Although no locations are 100% yet, the current picture is looking transformational to how New Yorkers get around. In cooperation with NYC Department of Transportation, local community board meetings have begun the process of reviewing how these stations will work in their neighborhoods. One of the first requirements is that the stations will be located on the street to preserve the sidewalk and intense flows of foot traffic, particularly around transportation connection hubs like Penn Station. CB 4 District Manager Jenna Chrisphonte explains, “You couldn’t put it right in front of the subway entrance.”
From the newly released plans, it looks like 180 bicycle docks wil be placed at Penn Station, and Port Authority will get 140. Smaller stations will be set up in less trafficked spots, such as the South East corner of 41st street and 8th Avenue across the street from the Port Authority entrance. The east side of Broadway and 9th Avenue, where bike lanes and public spaces have already begun to develop, are also prime targets for several smaller stations a few blocks apart. 54 bike sharing locations on the West side of Manhattan are currently proposed, with the majority supporting more than 30 bicycles per station.
The ongoing collaborative nature between Alta, NYC DOT, and all the local community boards is not only a fantastic example of adaptive urban change, but it’s completely necessary.

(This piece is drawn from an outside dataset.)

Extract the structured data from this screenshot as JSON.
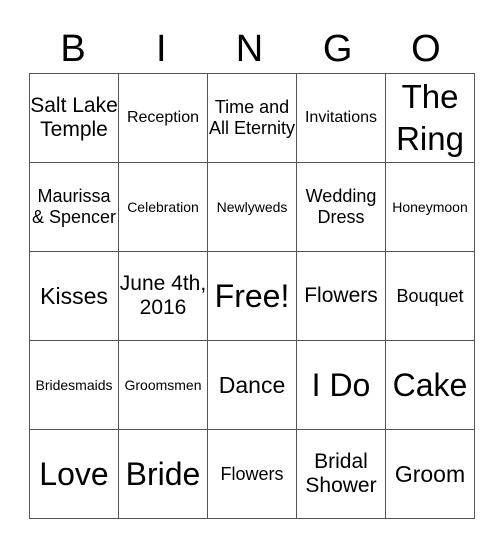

New York City’s Bike Share program is not the first, but it will be one of the largest systems in the world. Washington D.C.’s well-regarded Capital Bike share system has a mere 23 docking stations in front of Union Station and another 23 stations a few blocks away. New York’s transportation connection hubs are more than twice as large and far more logistically complex.
One of the most interesting things about the stations is that each can be set up or taken apart in an hour. This will allow everyone to see how the stations succeed or fail in the wild, while allowing planners to easily modify locations. The DOT has several meetings coming up if you want to voice your opinion.